Required work = Print the entries in full, word for word, but not the pictures.

** Opening Extracted information block **

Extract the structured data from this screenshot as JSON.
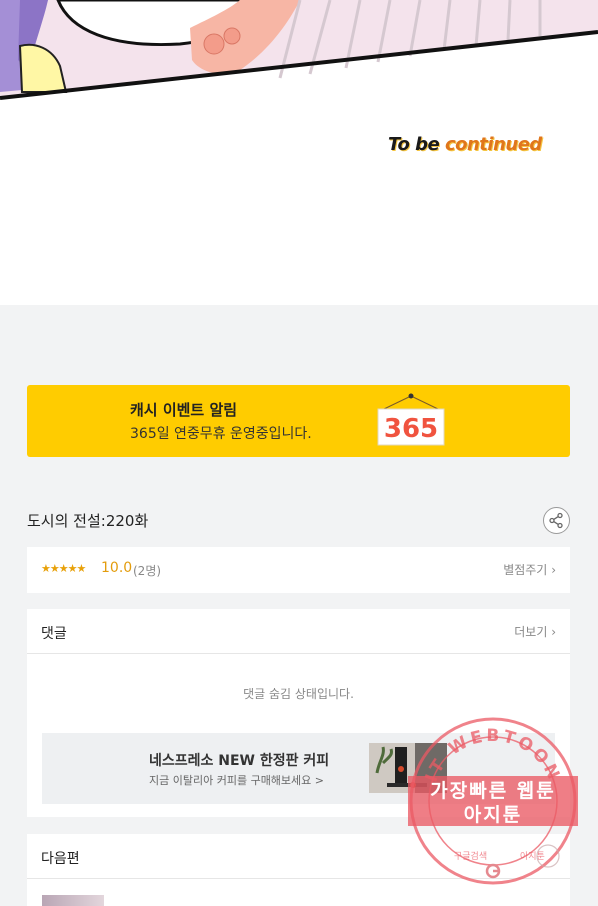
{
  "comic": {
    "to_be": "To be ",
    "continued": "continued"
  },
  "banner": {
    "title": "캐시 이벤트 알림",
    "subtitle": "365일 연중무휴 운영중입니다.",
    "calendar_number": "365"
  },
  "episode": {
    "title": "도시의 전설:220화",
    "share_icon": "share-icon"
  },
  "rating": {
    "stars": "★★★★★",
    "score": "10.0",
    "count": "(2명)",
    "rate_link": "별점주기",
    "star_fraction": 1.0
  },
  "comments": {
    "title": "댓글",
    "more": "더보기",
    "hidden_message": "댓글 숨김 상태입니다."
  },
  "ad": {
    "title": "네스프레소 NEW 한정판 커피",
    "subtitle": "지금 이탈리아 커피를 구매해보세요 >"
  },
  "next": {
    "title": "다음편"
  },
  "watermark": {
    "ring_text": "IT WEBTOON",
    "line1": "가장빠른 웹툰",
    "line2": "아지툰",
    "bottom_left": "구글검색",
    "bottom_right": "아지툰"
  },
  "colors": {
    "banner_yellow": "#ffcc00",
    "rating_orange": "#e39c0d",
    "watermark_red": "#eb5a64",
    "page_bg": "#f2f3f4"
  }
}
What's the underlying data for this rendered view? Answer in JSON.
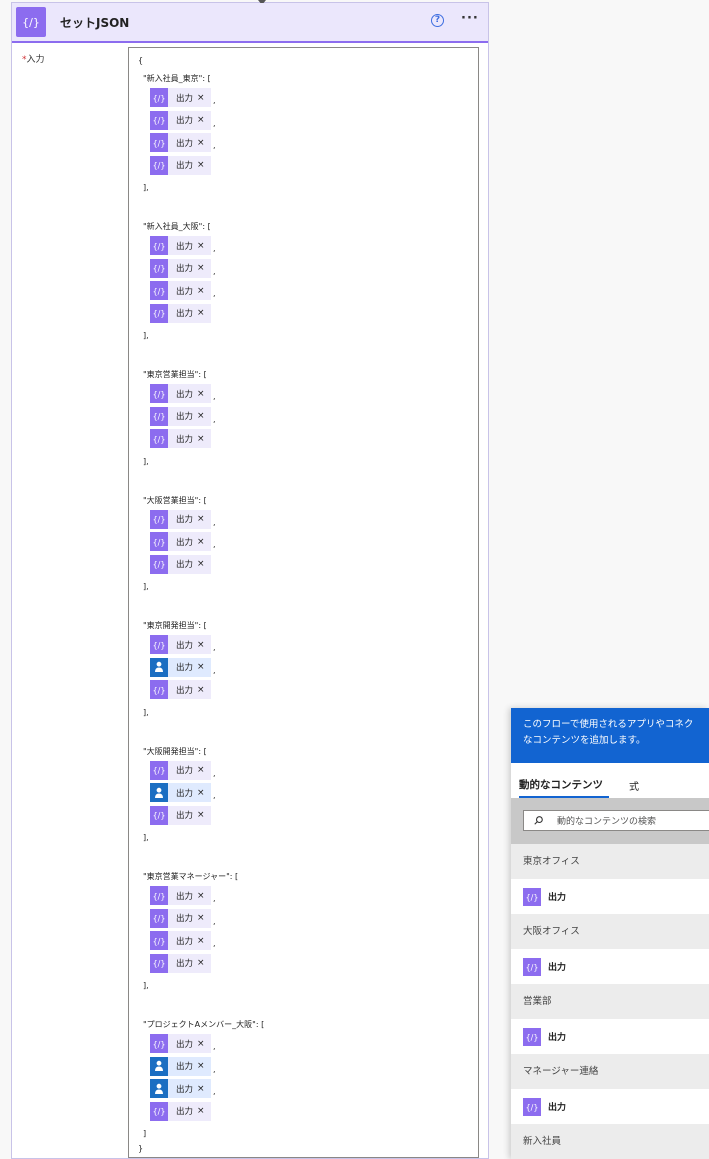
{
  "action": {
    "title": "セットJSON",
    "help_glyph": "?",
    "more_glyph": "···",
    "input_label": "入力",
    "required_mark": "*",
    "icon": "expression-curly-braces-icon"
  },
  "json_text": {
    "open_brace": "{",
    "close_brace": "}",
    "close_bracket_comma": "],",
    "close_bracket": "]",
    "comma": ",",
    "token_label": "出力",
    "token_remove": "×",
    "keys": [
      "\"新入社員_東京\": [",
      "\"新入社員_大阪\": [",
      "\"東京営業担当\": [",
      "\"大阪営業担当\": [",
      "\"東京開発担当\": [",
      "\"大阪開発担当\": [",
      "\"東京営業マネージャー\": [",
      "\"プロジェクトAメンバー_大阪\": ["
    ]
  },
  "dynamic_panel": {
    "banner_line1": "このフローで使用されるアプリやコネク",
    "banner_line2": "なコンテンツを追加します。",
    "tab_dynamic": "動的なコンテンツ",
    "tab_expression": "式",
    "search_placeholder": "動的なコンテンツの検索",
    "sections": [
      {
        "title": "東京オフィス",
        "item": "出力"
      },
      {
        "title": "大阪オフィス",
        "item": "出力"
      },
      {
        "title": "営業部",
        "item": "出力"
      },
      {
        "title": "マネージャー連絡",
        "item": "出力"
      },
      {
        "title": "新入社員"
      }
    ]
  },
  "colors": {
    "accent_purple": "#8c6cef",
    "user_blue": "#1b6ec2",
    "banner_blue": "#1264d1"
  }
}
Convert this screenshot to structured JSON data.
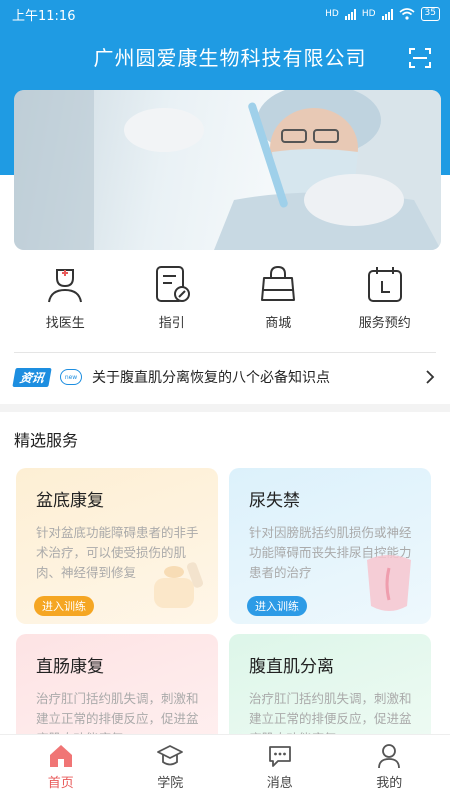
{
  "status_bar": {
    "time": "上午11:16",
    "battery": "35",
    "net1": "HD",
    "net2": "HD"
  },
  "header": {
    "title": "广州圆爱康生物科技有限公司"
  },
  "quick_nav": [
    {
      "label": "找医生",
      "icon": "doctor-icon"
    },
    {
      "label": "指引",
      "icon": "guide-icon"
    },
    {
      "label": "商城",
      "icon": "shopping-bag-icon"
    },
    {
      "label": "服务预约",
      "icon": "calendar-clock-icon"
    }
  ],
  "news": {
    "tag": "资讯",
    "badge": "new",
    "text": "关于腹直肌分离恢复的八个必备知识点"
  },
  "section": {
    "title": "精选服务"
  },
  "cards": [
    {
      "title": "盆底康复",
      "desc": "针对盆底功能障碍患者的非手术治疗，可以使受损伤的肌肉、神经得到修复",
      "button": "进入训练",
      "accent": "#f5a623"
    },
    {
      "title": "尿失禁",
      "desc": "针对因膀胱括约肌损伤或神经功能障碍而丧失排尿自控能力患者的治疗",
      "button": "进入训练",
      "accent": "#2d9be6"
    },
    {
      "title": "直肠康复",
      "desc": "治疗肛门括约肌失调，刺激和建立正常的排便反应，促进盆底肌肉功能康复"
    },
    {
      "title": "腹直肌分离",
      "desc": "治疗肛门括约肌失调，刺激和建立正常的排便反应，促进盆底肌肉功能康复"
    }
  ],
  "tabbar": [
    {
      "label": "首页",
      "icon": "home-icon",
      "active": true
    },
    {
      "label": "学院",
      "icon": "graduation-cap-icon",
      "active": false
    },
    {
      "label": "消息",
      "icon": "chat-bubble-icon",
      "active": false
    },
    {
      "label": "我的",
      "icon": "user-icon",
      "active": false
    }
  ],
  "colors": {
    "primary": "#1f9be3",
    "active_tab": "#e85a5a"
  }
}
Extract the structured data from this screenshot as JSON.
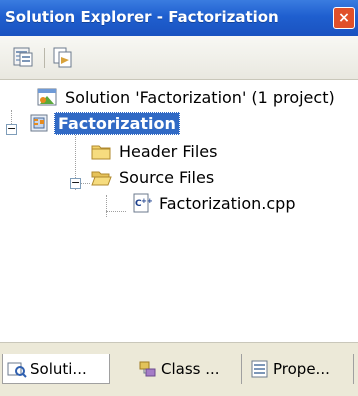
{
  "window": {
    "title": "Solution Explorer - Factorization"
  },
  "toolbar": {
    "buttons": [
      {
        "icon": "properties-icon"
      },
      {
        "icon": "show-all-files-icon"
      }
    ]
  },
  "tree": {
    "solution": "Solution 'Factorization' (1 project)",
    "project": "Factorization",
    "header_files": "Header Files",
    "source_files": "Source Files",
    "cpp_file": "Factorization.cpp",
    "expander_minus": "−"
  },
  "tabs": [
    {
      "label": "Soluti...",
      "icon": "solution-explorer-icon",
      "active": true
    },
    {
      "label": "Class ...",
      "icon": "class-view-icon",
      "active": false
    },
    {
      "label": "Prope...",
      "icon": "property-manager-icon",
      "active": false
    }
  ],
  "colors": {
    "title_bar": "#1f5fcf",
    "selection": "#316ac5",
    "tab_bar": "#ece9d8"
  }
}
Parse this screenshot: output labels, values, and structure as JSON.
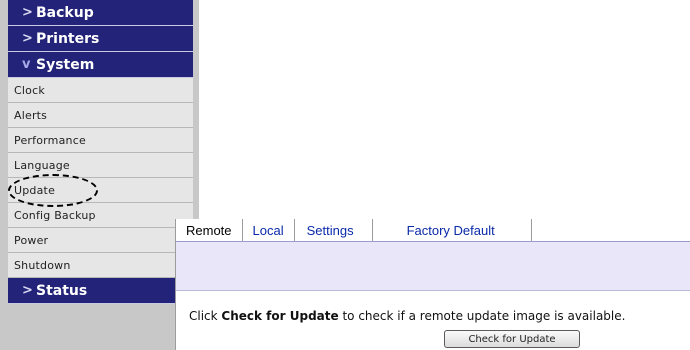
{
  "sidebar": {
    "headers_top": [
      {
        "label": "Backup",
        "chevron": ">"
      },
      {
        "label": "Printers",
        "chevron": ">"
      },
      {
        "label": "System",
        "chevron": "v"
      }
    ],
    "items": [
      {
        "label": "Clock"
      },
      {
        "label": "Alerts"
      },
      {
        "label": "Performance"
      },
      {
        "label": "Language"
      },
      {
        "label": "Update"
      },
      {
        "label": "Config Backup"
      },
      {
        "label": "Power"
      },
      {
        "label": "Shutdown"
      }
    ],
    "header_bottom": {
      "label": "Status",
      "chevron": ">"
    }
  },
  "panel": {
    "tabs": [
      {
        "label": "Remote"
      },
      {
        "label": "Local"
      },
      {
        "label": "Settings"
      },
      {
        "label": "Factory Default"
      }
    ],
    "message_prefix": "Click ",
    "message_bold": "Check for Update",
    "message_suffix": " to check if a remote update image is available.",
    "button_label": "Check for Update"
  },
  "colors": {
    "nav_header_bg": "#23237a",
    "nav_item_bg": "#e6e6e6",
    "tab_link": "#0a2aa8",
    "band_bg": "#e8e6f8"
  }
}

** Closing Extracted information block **

Result for this exercise =
Extract the structured data from this screenshot as JSON.
{
  "comic": {
    "to_be": "To be ",
    "continued": "continued"
  },
  "banner": {
    "title": "캐시 이벤트 알림",
    "subtitle": "365일 연중무휴 운영중입니다.",
    "calendar_number": "365"
  },
  "episode": {
    "title": "도시의 전설:220화",
    "share_icon": "share-icon"
  },
  "rating": {
    "stars": "★★★★★",
    "score": "10.0",
    "count": "(2명)",
    "rate_link": "별점주기",
    "star_fraction": 1.0
  },
  "comments": {
    "title": "댓글",
    "more": "더보기",
    "hidden_message": "댓글 숨김 상태입니다."
  },
  "ad": {
    "title": "네스프레소 NEW 한정판 커피",
    "subtitle": "지금 이탈리아 커피를 구매해보세요 >"
  },
  "next": {
    "title": "다음편"
  },
  "watermark": {
    "ring_text": "IT WEBTOON",
    "line1": "가장빠른 웹툰",
    "line2": "아지툰",
    "bottom_left": "구글검색",
    "bottom_right": "아지툰"
  },
  "colors": {
    "banner_yellow": "#ffcc00",
    "rating_orange": "#e39c0d",
    "watermark_red": "#eb5a64",
    "page_bg": "#f2f3f4"
  }
}
What's the underlying data for this rendered view? Answer in JSON.
{
  "action": {
    "title": "セットJSON",
    "help_glyph": "?",
    "more_glyph": "···",
    "input_label": "入力",
    "required_mark": "*",
    "icon": "expression-curly-braces-icon"
  },
  "json_text": {
    "open_brace": "{",
    "close_brace": "}",
    "close_bracket_comma": "],",
    "close_bracket": "]",
    "comma": ",",
    "token_label": "出力",
    "token_remove": "×",
    "keys": [
      "\"新入社員_東京\": [",
      "\"新入社員_大阪\": [",
      "\"東京営業担当\": [",
      "\"大阪営業担当\": [",
      "\"東京開発担当\": [",
      "\"大阪開発担当\": [",
      "\"東京営業マネージャー\": [",
      "\"プロジェクトAメンバー_大阪\": ["
    ]
  },
  "dynamic_panel": {
    "banner_line1": "このフローで使用されるアプリやコネク",
    "banner_line2": "なコンテンツを追加します。",
    "tab_dynamic": "動的なコンテンツ",
    "tab_expression": "式",
    "search_placeholder": "動的なコンテンツの検索",
    "sections": [
      {
        "title": "東京オフィス",
        "item": "出力"
      },
      {
        "title": "大阪オフィス",
        "item": "出力"
      },
      {
        "title": "営業部",
        "item": "出力"
      },
      {
        "title": "マネージャー連絡",
        "item": "出力"
      },
      {
        "title": "新入社員"
      }
    ]
  },
  "colors": {
    "accent_purple": "#8c6cef",
    "user_blue": "#1b6ec2",
    "banner_blue": "#1264d1"
  }
}
Convert this screenshot to structured JSON data.
{
  "status_bar": {
    "time": "上午11:16",
    "battery": "35",
    "net1": "HD",
    "net2": "HD"
  },
  "header": {
    "title": "广州圆爱康生物科技有限公司"
  },
  "quick_nav": [
    {
      "label": "找医生",
      "icon": "doctor-icon"
    },
    {
      "label": "指引",
      "icon": "guide-icon"
    },
    {
      "label": "商城",
      "icon": "shopping-bag-icon"
    },
    {
      "label": "服务预约",
      "icon": "calendar-clock-icon"
    }
  ],
  "news": {
    "tag": "资讯",
    "badge": "new",
    "text": "关于腹直肌分离恢复的八个必备知识点"
  },
  "section": {
    "title": "精选服务"
  },
  "cards": [
    {
      "title": "盆底康复",
      "desc": "针对盆底功能障碍患者的非手术治疗，可以使受损伤的肌肉、神经得到修复",
      "button": "进入训练",
      "accent": "#f5a623"
    },
    {
      "title": "尿失禁",
      "desc": "针对因膀胱括约肌损伤或神经功能障碍而丧失排尿自控能力患者的治疗",
      "button": "进入训练",
      "accent": "#2d9be6"
    },
    {
      "title": "直肠康复",
      "desc": "治疗肛门括约肌失调，刺激和建立正常的排便反应，促进盆底肌肉功能康复"
    },
    {
      "title": "腹直肌分离",
      "desc": "治疗肛门括约肌失调，刺激和建立正常的排便反应，促进盆底肌肉功能康复"
    }
  ],
  "tabbar": [
    {
      "label": "首页",
      "icon": "home-icon",
      "active": true
    },
    {
      "label": "学院",
      "icon": "graduation-cap-icon",
      "active": false
    },
    {
      "label": "消息",
      "icon": "chat-bubble-icon",
      "active": false
    },
    {
      "label": "我的",
      "icon": "user-icon",
      "active": false
    }
  ],
  "colors": {
    "primary": "#1f9be3",
    "active_tab": "#e85a5a"
  }
}
Extract the structured data from this screenshot as JSON.
{
  "window": {
    "title": "Solution Explorer - Factorization"
  },
  "toolbar": {
    "buttons": [
      {
        "icon": "properties-icon"
      },
      {
        "icon": "show-all-files-icon"
      }
    ]
  },
  "tree": {
    "solution": "Solution 'Factorization' (1 project)",
    "project": "Factorization",
    "header_files": "Header Files",
    "source_files": "Source Files",
    "cpp_file": "Factorization.cpp",
    "expander_minus": "−"
  },
  "tabs": [
    {
      "label": "Soluti...",
      "icon": "solution-explorer-icon",
      "active": true
    },
    {
      "label": "Class ...",
      "icon": "class-view-icon",
      "active": false
    },
    {
      "label": "Prope...",
      "icon": "property-manager-icon",
      "active": false
    }
  ],
  "colors": {
    "title_bar": "#1f5fcf",
    "selection": "#316ac5",
    "tab_bar": "#ece9d8"
  }
}
Parse this screenshot: output labels, values, and structure as JSON.
{
  "sidebar": {
    "headers_top": [
      {
        "label": "Backup",
        "chevron": ">"
      },
      {
        "label": "Printers",
        "chevron": ">"
      },
      {
        "label": "System",
        "chevron": "v"
      }
    ],
    "items": [
      {
        "label": "Clock"
      },
      {
        "label": "Alerts"
      },
      {
        "label": "Performance"
      },
      {
        "label": "Language"
      },
      {
        "label": "Update"
      },
      {
        "label": "Config Backup"
      },
      {
        "label": "Power"
      },
      {
        "label": "Shutdown"
      }
    ],
    "header_bottom": {
      "label": "Status",
      "chevron": ">"
    }
  },
  "panel": {
    "tabs": [
      {
        "label": "Remote"
      },
      {
        "label": "Local"
      },
      {
        "label": "Settings"
      },
      {
        "label": "Factory Default"
      }
    ],
    "message_prefix": "Click ",
    "message_bold": "Check for Update",
    "message_suffix": " to check if a remote update image is available.",
    "button_label": "Check for Update"
  },
  "colors": {
    "nav_header_bg": "#23237a",
    "nav_item_bg": "#e6e6e6",
    "tab_link": "#0a2aa8",
    "band_bg": "#e8e6f8"
  }
}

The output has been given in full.